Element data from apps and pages
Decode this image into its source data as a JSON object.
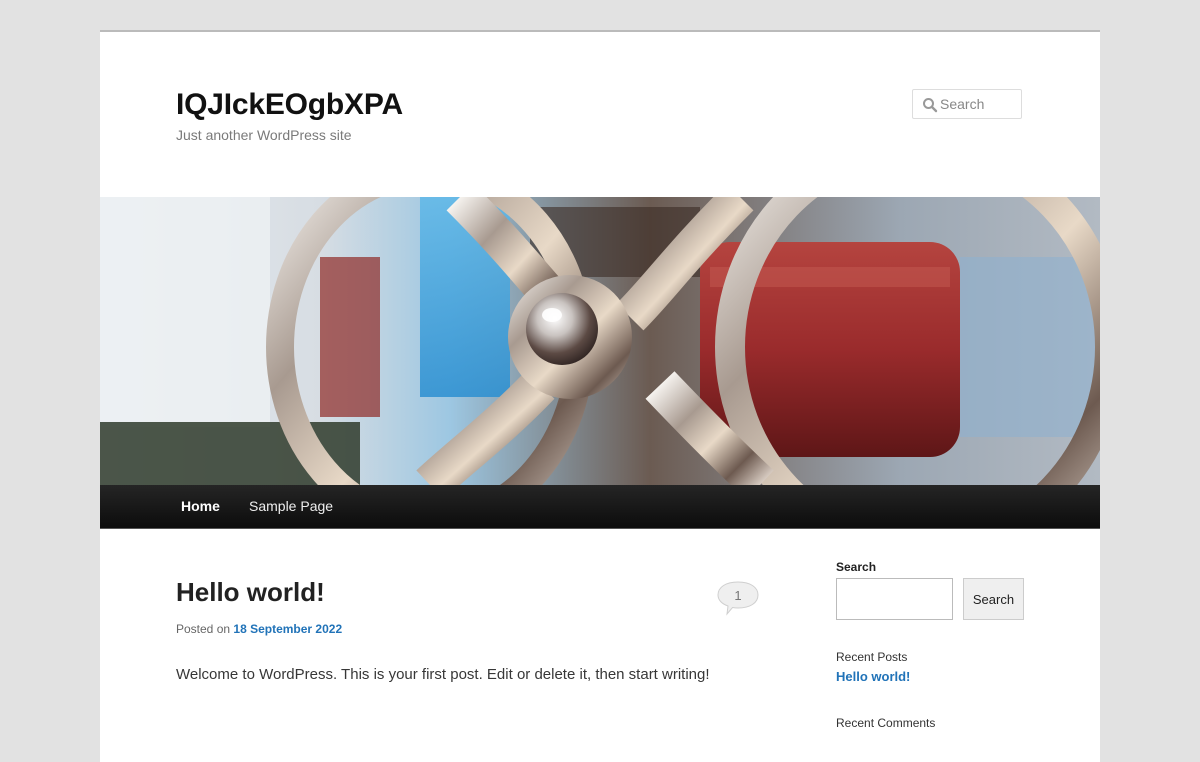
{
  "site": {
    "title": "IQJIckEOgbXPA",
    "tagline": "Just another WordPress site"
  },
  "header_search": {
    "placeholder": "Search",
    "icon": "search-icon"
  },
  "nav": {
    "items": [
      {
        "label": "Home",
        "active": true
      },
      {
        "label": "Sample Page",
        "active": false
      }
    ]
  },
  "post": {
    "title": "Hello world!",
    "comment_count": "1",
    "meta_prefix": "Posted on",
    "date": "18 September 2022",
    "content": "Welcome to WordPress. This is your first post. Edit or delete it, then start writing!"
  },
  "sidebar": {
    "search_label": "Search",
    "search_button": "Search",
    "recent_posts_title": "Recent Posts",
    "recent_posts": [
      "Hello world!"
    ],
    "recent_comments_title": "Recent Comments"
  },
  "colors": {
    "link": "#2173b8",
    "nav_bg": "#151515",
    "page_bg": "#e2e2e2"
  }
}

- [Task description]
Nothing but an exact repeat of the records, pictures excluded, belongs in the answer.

- [The answer]
Decode this image into its source data as a JSON object.
{
  "site": {
    "title": "IQJIckEOgbXPA",
    "tagline": "Just another WordPress site"
  },
  "header_search": {
    "placeholder": "Search",
    "icon": "search-icon"
  },
  "nav": {
    "items": [
      {
        "label": "Home",
        "active": true
      },
      {
        "label": "Sample Page",
        "active": false
      }
    ]
  },
  "post": {
    "title": "Hello world!",
    "comment_count": "1",
    "meta_prefix": "Posted on",
    "date": "18 September 2022",
    "content": "Welcome to WordPress. This is your first post. Edit or delete it, then start writing!"
  },
  "sidebar": {
    "search_label": "Search",
    "search_button": "Search",
    "recent_posts_title": "Recent Posts",
    "recent_posts": [
      "Hello world!"
    ],
    "recent_comments_title": "Recent Comments"
  },
  "colors": {
    "link": "#2173b8",
    "nav_bg": "#151515",
    "page_bg": "#e2e2e2"
  }
}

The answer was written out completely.